A Comprehensive View of the Manufacturing Software Application Landscape

The infographic below gives an idea of the breadth of MOM software applications, and how they fit into respective business units. As shown, between level 4 and levels 2, 1, and 0, decision makers on a budget have significant challenges and opportunities for leveraging technology to improve operations.


Current and Planned MOM Application Adoptions in 2013-2014

The 2013-2014 LNS Manufacturing Operations Management Survey has been completed by over 100 executives and manufacturing decision makers across a broad range of industries and company sizes. Its purpose is to identify top-of-mind manufacturing objectives and concerns of business leaders, as well as trends surrounding technology adoption, business processes, manufacturing culture and strategy, and more.

In one survey question, we asked respondents about what types of MOM software functionalities they had already adopted. Respondents were not limited to any specific number of application responses.


As can be seen in the graph above, the most commonly adopted software applications were focused on Quality Management, Planning, Scheduling & Dispatching, and Document Management with respondent adoption rates of 39%, 38%, and 36%, respectively. Toward the bottom of the graph, we see some of the lesser adopted functionalities included Operations/Manufacturing Intelligence and Manufacturing Process Management/Workflow/Electronic Work Instructions (EWI).

It’s interesting to note that while these applications have a relatively low current implementation rate, the survey data also indicates that these are poised for larger short-term adoptions. In a follow-up survey question we asked respondents about which MOM software applications their organizations’ planned to implement within the next year.

As can be seen between the above and below graphs, while Operations/Manufacturing Intelligence and Manufacturing Process Management/Workflow/EWI lag in terms of current implementations, these functionalities were some of the more commonly chosen by respondents for planned implementations over the next year, with 26% of survey respondents selecting each of these applications. 


This shows some emerging rapid growth in software applications that enforce workflow processes and provide better real-time visibility of activities and performance. However, the prevalence of the higher adopted applications from the first graph shows continued adoption across the board.

Another thing that’s interesting to note is that full MOM suite adoptions are low compared to individual applications, which suggests companies are tending to target specific application areas rather than focusing on implementing big-picture MOM solutions.

Organizational Approach to MOM Implementation

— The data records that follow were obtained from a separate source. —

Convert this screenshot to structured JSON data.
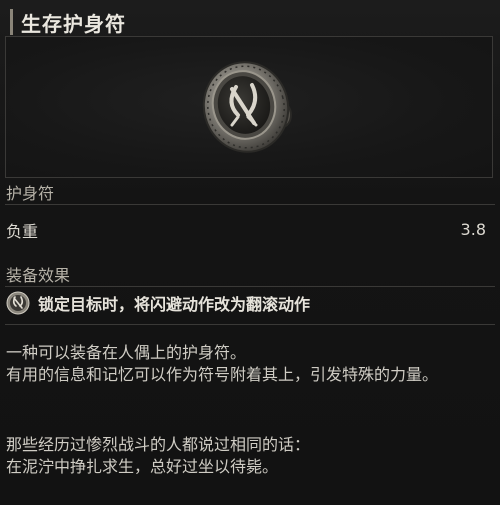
{
  "item": {
    "title": "生存护身符",
    "category": "护身符",
    "weight_label": "负重",
    "weight_value": "3.8",
    "effect_section_label": "装备效果",
    "effect_text": "锁定目标时，将闪避动作改为翻滚动作",
    "description_1": "一种可以装备在人偶上的护身符。",
    "description_2": "有用的信息和记忆可以作为符号附着其上，引发特殊的力量。",
    "description_3": "那些经历过惨烈战斗的人都说过相同的话：",
    "description_4": "在泥泞中挣扎求生，总好过坐以待毙。"
  },
  "icons": {
    "item_image": "amulet-icon",
    "effect_icon": "dodge-roll-icon"
  },
  "colors": {
    "background": "#151515",
    "text_primary": "#eae7df",
    "text_secondary": "#b6b2a8",
    "divider": "#3a3937"
  }
}
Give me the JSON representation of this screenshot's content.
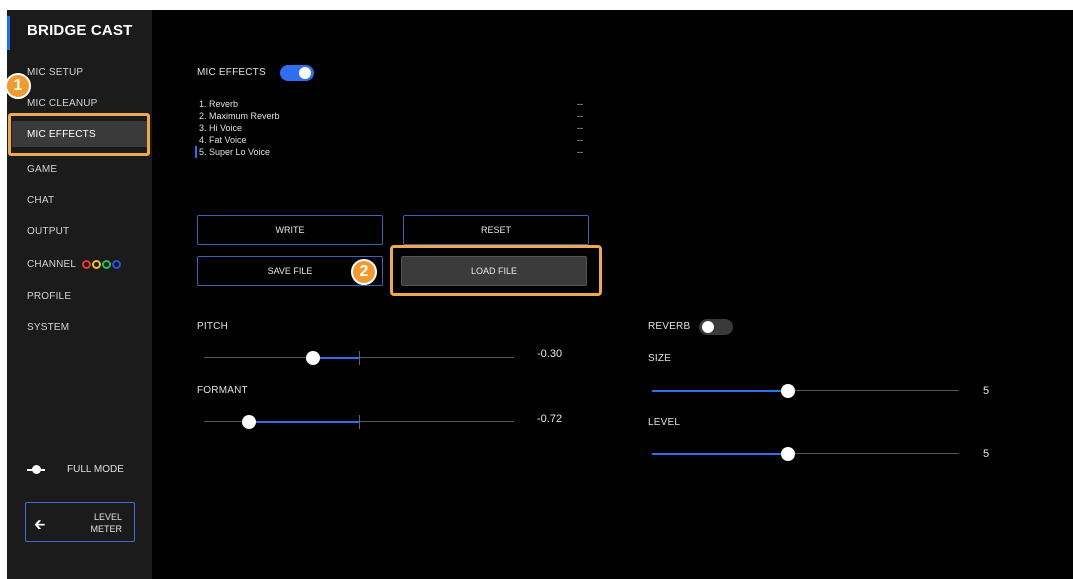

Between both of these survey questions, we collected data on what companies’ organizational approach was in terms of current and planned implementations. As the pie chart shows, we see a fairly even distribution between executives choosing to roll out software implementations at the local plant level (32% of respondents), business unit level (31%), and corporate level (36%).


It will be interesting to use future data to drill down and further analyze any differences in organizational approaches being taken by small, medium and large manufacturing organizations, as well as by different industry segments, as this is an area that we see changing as software capabilities evolve.

Comparing Manufacturing Software to Make the Right Decisions

If you’re considering any of these MOM application areas, what are some of the considerations you should be making to choose a ‘best fit’ vendor for your situation and requirements? There are many to consider, including industry expertise, geographic coverage, technology delivery models, current and emerging solution strengths, and others. 

The LNS Research MOM Solution Selection Guide provides valuable insights into implementation criteria, and evaluates 20 of the top vendors in this space. Click here to access the guide.